Gaylene Carpenter, Associate Professor in Arts & Administration at the University of Oregon. Participating organizations are available upon request.

Next article: Outcome based Evaluation: Practical and Theoretical Applications


CPRS. (2003). California Park & Recreation Society Vision, Insight & Planning Action Plan.

Florida, R. (2002). The rise of the creative class. New York: Basic Books.

Hauser, D. (2004). Connecting arts and economic development. Eugene Area Chamber of Commerce.

Henderson, K. A. (1991). Dimensions of choice: A qualitative approach to recreation, parks, and leisure research. State College, PA: Venture Publishing Co.

Iso-Ahola, S. E. (1980). The social psychology of leisure and recreation. Dubuque, IO: Wm. C. Brown Company.

Kleiber, D. A. (1999). Leisure experience and human development. New York: Basic Books.

Kinzer, S. (2004). Many state arts councils make their case and survive budget cuts. New York Times, January 8.

McCarthy, K.F., & Jinnett, K. (2001). A new framework for building participation in the arts. Santa Monica, CA: RAND.

National Endowment for the Arts. (1997). 1997 Survey of public participation in the arts. NEA Research Division Report 39.

Oregon Blue Book, (2003-2004). Salem, OR: Office of the Secretary of State.

Stebbins, R. A. (1992). Amateurs, professionals, and serious leisure. Montreal: McGill- Queen’s University Press.

Gaylene Carpenter is on the faculty in Arts & Administration where she teaches courses in arts program theory, event management, and marketing arts organizations.  She is a Certified Leisure Professional with the National Recreation and Park Association and the Oregon Recreation and Park Association, is a founding Board Member for the Oregon Festival and Event Association (OFEA), and a member of the International Festivals and Events Association. She is author of a number of articles, co-authored two textbooks, and presented sessions at a number of workshops related to leisure programming, festival, and event management in British Columbia and Nova Scotia, South Korea, Hong Kong, and the U.S. She has received awards for distinguished service to the Pacific Northwest Region of the National Recreation and Park Association, the American Association for Leisure and Recreation, the Excellence in Teaching Award given by the Society of Park and Recreation Educators. This year, she is the president of the American Academy of Leisure and was awarded OFEA's Ovation Award for Lifetime Achievement.  As Principal Investigator for A Study of Leisure During Adulthood (ASOLDA), Dr. Carpenter heads up the only longitudinal study of its kind designed to examine change and continuity in leisure and life perceptions, values and wants out of life, and life experiences for middle aged adults.

CultureWork is an electronic publication of the University of Oregon Institute for Community Arts Studies. Its mission is to provide timely workplace-oriented information on culture, the arts, education, and community. For previous issues of CultureWork, visit the Previous Issues page. Prospective authors and illustrators please see the Guidelines.

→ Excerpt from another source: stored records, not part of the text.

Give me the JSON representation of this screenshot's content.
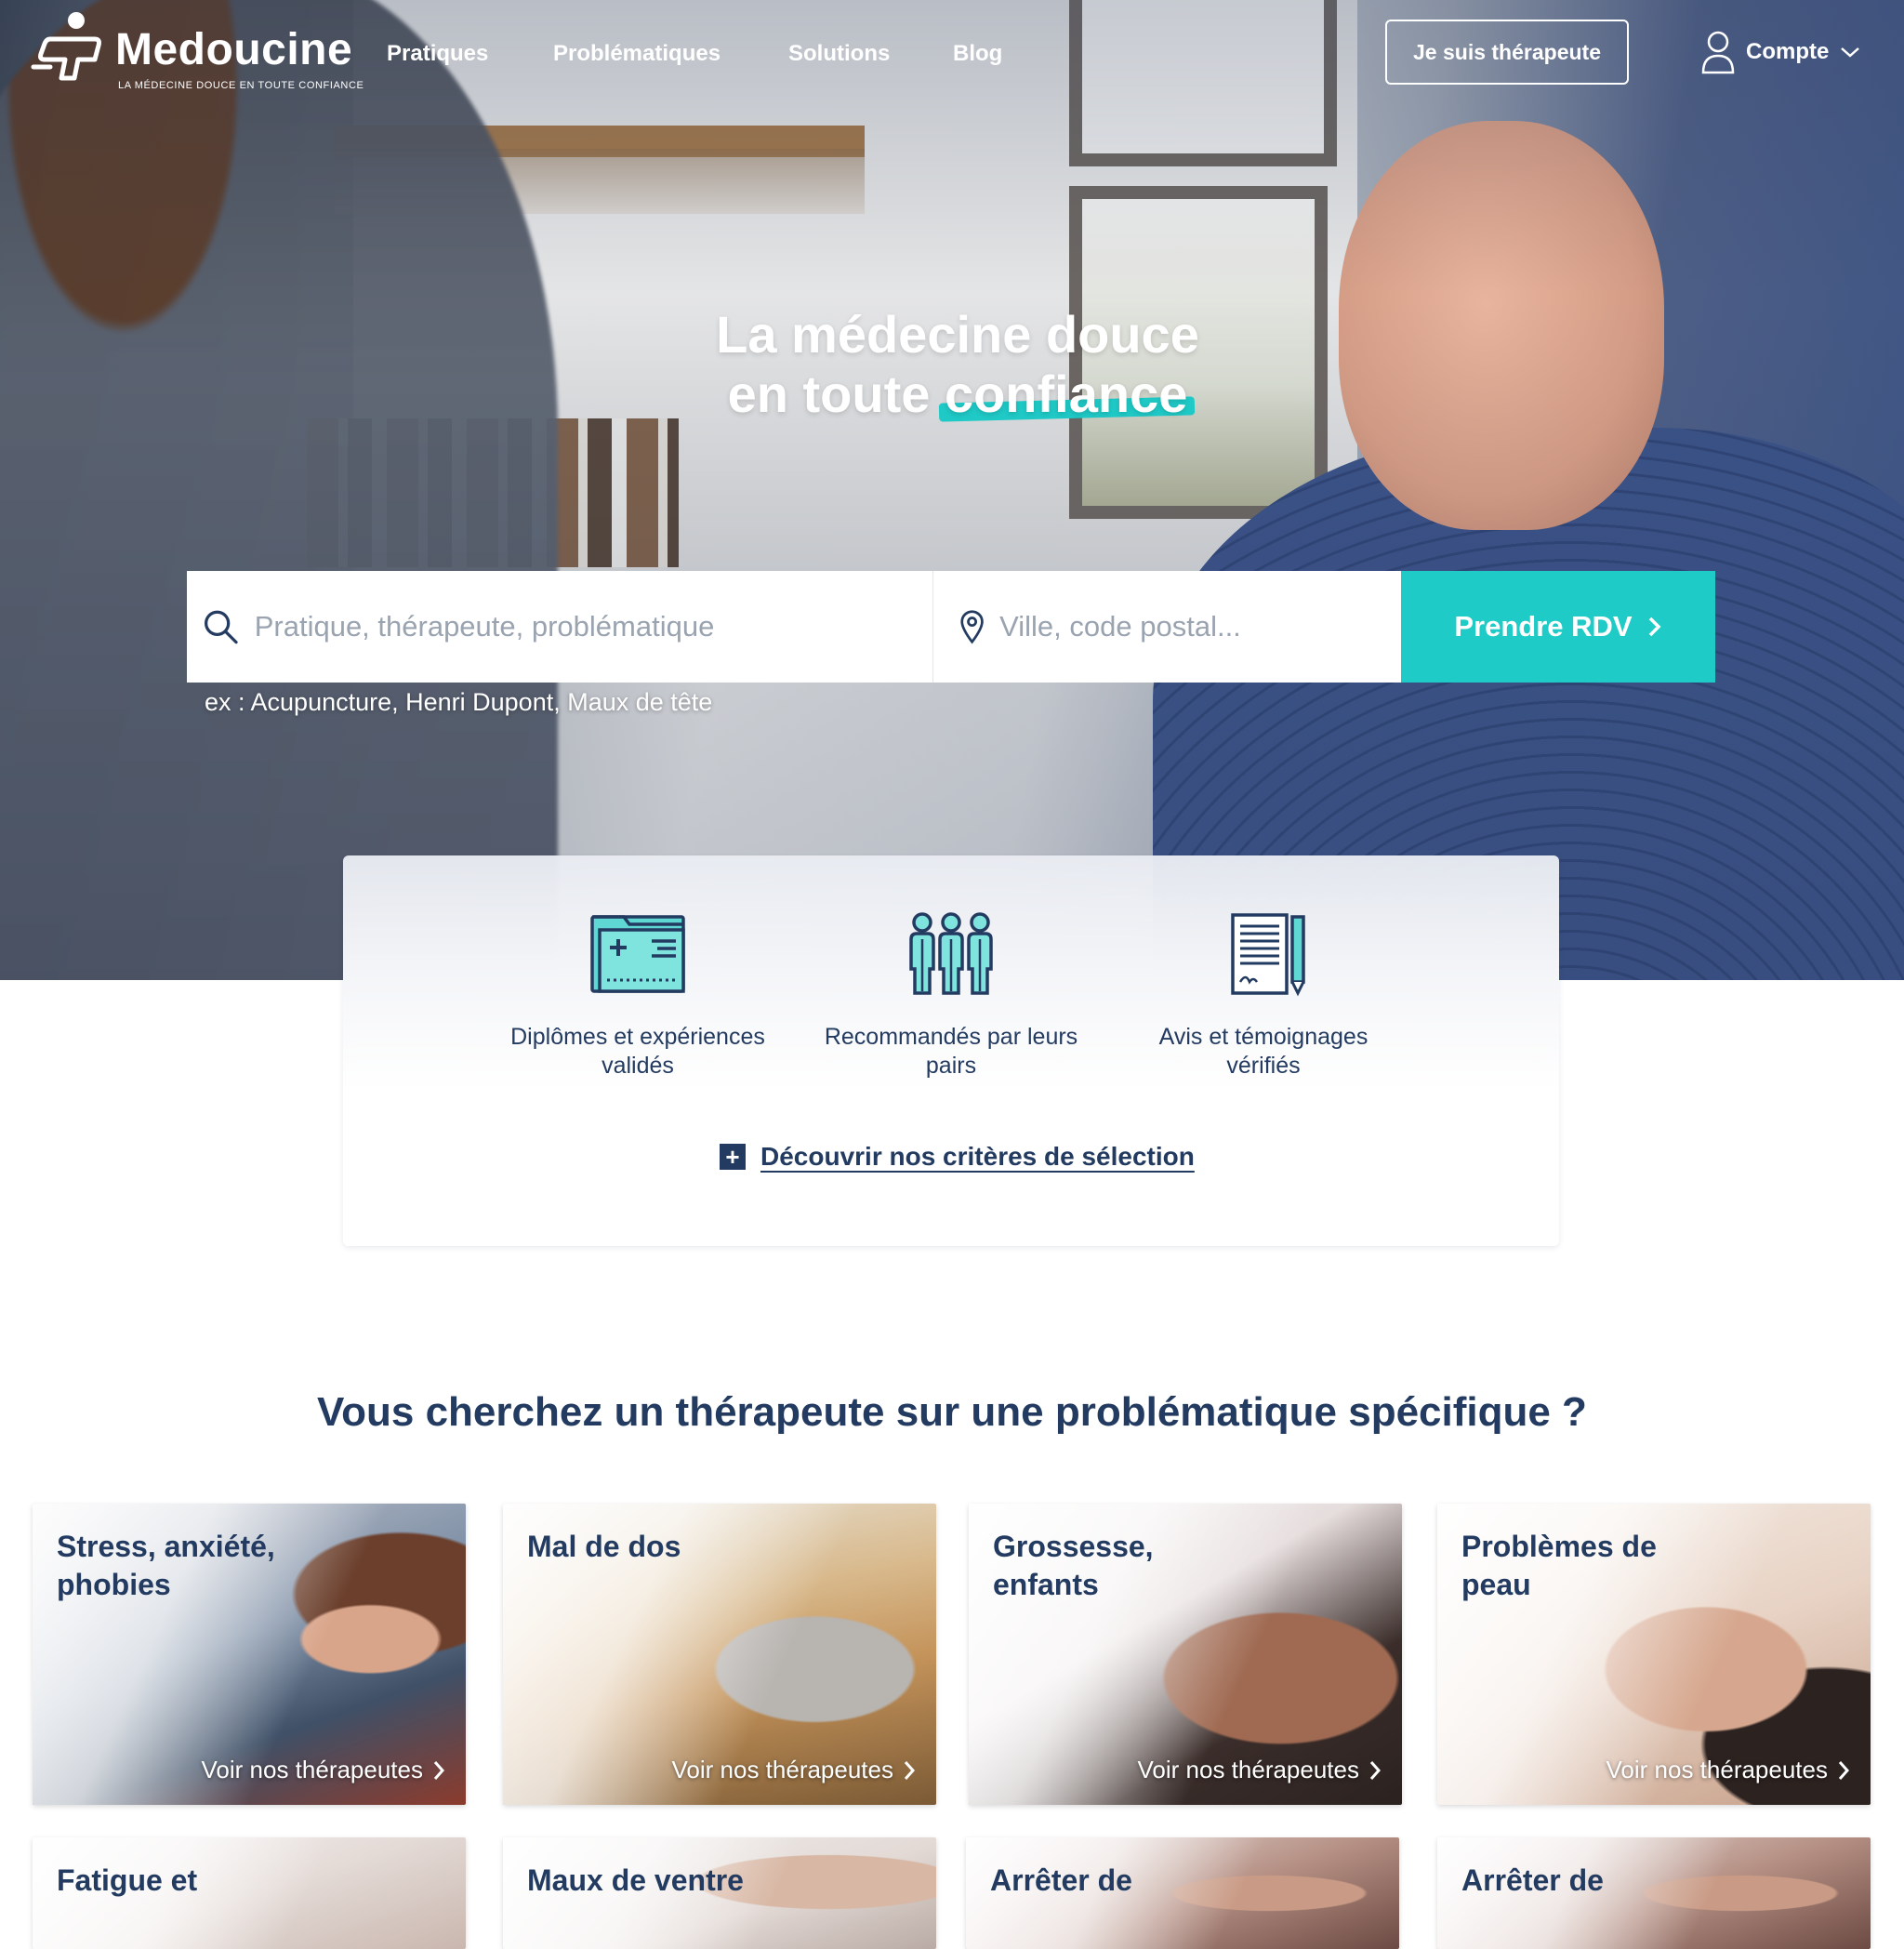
{
  "brand": {
    "name": "Medoucine",
    "tagline": "LA MÉDECINE DOUCE EN TOUTE CONFIANCE"
  },
  "nav": {
    "items": [
      {
        "label": "Pratiques"
      },
      {
        "label": "Problématiques"
      },
      {
        "label": "Solutions"
      },
      {
        "label": "Blog"
      }
    ],
    "therapist_button": "Je suis thérapeute",
    "account_label": "Compte"
  },
  "hero": {
    "title_line1": "La médecine douce",
    "title_line2_prefix": "en toute ",
    "title_line2_highlight": "confiance"
  },
  "search": {
    "what_placeholder": "Pratique, thérapeute, problématique",
    "where_placeholder": "Ville, code postal...",
    "submit_label": "Prendre RDV",
    "hint": "ex : Acupuncture, Henri Dupont, Maux de tête"
  },
  "trust": {
    "items": [
      {
        "icon": "certificate-folder-icon",
        "label_line1": "Diplômes et expériences",
        "label_line2": "validés"
      },
      {
        "icon": "peer-group-icon",
        "label_line1": "Recommandés par leurs",
        "label_line2": "pairs"
      },
      {
        "icon": "reviews-document-icon",
        "label_line1": "Avis et témoignages",
        "label_line2": "vérifiés"
      }
    ],
    "link_label": "Découvrir nos critères de sélection"
  },
  "section": {
    "title": "Vous cherchez un thérapeute sur une problématique spécifique ?"
  },
  "cards": [
    {
      "title_line1": "Stress, anxiété,",
      "title_line2": "phobies",
      "link": "Voir nos thérapeutes"
    },
    {
      "title_line1": "Mal de dos",
      "title_line2": "",
      "link": "Voir nos thérapeutes"
    },
    {
      "title_line1": "Grossesse,",
      "title_line2": "enfants",
      "link": "Voir nos thérapeutes"
    },
    {
      "title_line1": "Problèmes de",
      "title_line2": "peau",
      "link": "Voir nos thérapeutes"
    },
    {
      "title_line1": "Fatigue et",
      "title_line2": ""
    },
    {
      "title_line1": "Maux de ventre",
      "title_line2": ""
    },
    {
      "title_line1": "Arrêter de",
      "title_line2": ""
    },
    {
      "title_line1": "Arrêter de",
      "title_line2": ""
    }
  ],
  "colors": {
    "primary": "#233b60",
    "accent": "#1fcbc6"
  }
}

Opinions expressed by authors of CultureWork broadsides do not necessarily express those of the editors, the Institute for Community Arts Studies, or the University of Oregon.

Arts and Administration | The Institute for Community Arts Studies(I.C.A.S.)

©2004 The Institute for Community Arts Studies unless otherwise noted (see above Creative Commons license); all other publication rights revert to the author(s), illustrator(s), or artist(s) thereof.

Editor: Maria Finison                                        Advisor: Dr. Douglas Blandy

Comments to: mfinison@darkwing.uoregon.edu